Another “already, but not yet” example is the pre-fulfillment of Joel 2:28-3:21 on the day of Pentecost when the apostles spoke in tongues. It is important to notice that when Acts 2:17-21 quotes the Joel passage, it ends abruptly with verse 31. This is significant since Joel 2:31 and following refers to the future tribulation and millennial kingdom. The apostle Peter understood that during the tribulation and the kingdom men and women would speak in tongues (Joel 2:28-29). Therefore, he stated that the crowd was witnessing a pre-fulfillment of the future. The concept of “already, but not yet” had occurred.

“Already, But Not Yet” – Seated In Heaven

Our last example of “already, but not yet” can be found in Ephesians 2:6 where  Paul says that Christians are already seated in heaven.

. . . and raised us up with Him, and seated us with Him in the heavenly places in Christ Jesus . . . Ephesians 2:6 (NASB)

But we are still here on earth! Only when Christians die do they go to heaven.

Therefore, being always of good courage, and knowing that while we are at home in the body we are absent from the Lord . . . 2 Corinthians 5:6 (NAS)

This is an example of “already, but not yet.” Ephesians 1:3 says that we are already blessed with “every spiritual blessing in the heavenly places.” That is, we already have eternal life (John 3:16). We are sitting in heaven and we already have “every spiritual blessing in the heavenly places,” but we will not realize all that until we leave this life.

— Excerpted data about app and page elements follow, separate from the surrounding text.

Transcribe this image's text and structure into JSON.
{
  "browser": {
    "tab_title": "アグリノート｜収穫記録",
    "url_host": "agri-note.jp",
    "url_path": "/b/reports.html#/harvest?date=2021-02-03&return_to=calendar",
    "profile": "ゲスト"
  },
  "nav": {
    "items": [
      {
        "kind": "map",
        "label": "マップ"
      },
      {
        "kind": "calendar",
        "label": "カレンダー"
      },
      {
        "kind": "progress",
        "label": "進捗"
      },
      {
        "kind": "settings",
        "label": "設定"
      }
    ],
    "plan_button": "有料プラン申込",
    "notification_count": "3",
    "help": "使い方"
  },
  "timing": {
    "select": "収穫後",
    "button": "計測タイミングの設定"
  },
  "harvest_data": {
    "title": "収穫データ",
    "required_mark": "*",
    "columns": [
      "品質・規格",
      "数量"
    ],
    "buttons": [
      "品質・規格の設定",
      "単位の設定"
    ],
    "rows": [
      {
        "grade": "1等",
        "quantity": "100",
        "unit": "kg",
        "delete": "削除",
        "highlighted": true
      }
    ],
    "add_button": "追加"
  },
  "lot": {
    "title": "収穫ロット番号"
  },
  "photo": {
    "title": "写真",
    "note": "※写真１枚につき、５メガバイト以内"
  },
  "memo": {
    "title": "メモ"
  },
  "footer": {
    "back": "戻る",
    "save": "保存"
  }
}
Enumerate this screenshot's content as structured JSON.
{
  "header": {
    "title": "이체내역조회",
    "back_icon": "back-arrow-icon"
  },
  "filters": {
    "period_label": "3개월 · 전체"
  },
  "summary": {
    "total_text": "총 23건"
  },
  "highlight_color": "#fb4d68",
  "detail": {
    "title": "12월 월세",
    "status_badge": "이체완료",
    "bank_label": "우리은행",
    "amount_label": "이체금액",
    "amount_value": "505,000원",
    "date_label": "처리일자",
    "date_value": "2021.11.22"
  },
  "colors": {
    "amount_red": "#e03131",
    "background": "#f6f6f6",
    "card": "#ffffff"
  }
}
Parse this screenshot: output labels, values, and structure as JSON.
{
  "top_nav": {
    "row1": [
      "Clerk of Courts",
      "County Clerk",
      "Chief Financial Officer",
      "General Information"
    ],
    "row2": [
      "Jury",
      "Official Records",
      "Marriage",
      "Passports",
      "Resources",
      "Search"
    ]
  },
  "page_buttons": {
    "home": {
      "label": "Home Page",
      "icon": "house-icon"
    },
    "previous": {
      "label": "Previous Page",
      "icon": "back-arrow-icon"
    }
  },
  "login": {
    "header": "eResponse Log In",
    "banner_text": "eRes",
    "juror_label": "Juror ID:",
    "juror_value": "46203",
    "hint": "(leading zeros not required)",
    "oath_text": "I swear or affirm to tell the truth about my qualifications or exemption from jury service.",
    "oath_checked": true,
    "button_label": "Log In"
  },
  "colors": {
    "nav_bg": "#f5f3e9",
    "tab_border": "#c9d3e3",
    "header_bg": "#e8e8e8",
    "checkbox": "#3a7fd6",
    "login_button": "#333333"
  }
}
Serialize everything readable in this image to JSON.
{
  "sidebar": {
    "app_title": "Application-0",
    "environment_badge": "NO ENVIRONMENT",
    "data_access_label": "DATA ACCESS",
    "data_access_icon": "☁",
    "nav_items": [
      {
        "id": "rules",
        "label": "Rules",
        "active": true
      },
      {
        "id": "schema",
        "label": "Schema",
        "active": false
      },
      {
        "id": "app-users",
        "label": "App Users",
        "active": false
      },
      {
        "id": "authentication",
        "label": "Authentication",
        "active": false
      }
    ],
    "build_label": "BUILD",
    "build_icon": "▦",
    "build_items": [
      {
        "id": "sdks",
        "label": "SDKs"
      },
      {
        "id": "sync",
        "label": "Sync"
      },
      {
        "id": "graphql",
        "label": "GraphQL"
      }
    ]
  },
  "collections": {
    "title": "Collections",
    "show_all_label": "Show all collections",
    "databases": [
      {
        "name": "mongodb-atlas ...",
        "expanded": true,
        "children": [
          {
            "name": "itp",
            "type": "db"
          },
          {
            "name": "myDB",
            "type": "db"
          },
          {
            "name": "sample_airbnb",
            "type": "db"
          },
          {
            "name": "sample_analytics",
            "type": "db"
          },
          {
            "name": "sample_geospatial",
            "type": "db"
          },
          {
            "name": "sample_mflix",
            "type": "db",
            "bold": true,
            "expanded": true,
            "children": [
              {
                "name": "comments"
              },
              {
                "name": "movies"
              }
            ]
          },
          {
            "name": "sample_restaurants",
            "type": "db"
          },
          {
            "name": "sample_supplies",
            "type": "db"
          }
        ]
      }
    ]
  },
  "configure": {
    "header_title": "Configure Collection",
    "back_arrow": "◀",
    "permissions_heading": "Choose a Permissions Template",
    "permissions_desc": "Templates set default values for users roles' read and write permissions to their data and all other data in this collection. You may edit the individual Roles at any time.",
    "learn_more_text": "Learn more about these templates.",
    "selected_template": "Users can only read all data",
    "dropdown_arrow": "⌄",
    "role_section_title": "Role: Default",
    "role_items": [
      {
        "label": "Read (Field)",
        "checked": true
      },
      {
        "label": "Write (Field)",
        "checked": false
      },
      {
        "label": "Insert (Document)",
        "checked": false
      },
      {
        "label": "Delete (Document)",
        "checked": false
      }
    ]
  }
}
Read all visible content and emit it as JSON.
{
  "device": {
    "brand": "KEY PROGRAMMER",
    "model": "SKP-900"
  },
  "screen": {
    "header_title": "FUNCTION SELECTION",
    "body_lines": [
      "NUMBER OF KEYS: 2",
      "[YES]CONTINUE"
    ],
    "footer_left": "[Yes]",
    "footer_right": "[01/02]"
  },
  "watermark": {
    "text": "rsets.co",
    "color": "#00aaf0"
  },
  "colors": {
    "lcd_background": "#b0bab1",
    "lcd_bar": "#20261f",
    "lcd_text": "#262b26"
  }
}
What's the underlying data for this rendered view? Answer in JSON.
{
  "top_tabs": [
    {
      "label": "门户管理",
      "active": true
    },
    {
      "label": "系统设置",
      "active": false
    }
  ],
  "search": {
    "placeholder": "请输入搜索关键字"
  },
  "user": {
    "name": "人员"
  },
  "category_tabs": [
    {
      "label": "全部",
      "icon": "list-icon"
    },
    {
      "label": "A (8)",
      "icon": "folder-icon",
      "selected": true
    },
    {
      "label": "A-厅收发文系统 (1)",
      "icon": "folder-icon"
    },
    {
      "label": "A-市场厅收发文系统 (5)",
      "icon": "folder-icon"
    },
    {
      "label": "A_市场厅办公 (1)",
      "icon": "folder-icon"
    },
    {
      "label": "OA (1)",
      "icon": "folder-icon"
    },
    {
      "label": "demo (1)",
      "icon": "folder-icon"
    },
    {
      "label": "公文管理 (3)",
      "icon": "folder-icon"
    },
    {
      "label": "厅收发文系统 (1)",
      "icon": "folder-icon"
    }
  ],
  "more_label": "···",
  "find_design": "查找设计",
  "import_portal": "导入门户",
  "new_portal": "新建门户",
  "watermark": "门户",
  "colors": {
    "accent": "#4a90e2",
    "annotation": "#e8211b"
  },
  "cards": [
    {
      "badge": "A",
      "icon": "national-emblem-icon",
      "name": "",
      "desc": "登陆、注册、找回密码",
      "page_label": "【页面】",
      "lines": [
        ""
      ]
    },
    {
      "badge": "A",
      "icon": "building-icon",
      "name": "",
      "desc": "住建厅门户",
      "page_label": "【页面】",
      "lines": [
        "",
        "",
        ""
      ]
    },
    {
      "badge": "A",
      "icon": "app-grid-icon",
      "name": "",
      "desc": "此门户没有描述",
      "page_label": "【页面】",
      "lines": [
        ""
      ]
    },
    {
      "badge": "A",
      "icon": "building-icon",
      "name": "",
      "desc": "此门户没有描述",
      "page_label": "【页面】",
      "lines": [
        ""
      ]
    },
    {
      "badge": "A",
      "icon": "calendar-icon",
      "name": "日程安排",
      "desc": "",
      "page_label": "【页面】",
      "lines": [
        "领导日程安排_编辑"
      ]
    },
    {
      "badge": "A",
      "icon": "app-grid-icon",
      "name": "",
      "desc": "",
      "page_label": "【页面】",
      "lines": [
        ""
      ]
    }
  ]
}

The term “already, but not yet” is not exclusively a prophetic term.

Distortions of “Already, But Not Yet”

The “already but not yet” theology is popular with the charismatics, including the Vineyard Church and those who embrace the prosperity gospel. Costi Hinn, a nephew of Benny Hinn, stated in his book, God, Greed, and the (Prosperity) Gospel that prosperity gospel preachers often tell people at a healing service that they have been healed but will realize it later. Costi Hinn points out that such teaching is a lie. It is not biblical truth. This is a distortion of the concept “Already, But Not Yet.” Such teachings related to money and health are unbiblical. They are the words of false teachers.

Conclusion:

The theological principle of “already but not yet” applies to pre-fulfillments of future prophecies and our eternal destiny in heaven, but not to health and wealth in this life. This article provides a clear explanation of this theological principle.

 

References:

1. Costi Hinn. God, Greed, and the (Prosperity) Gospel. Zondervan. 2019. pp. 75-76.

 

Related Books:

Costi Hinn. God, Greed, and the (Prosperity) Gospel. Zondervan. 2019.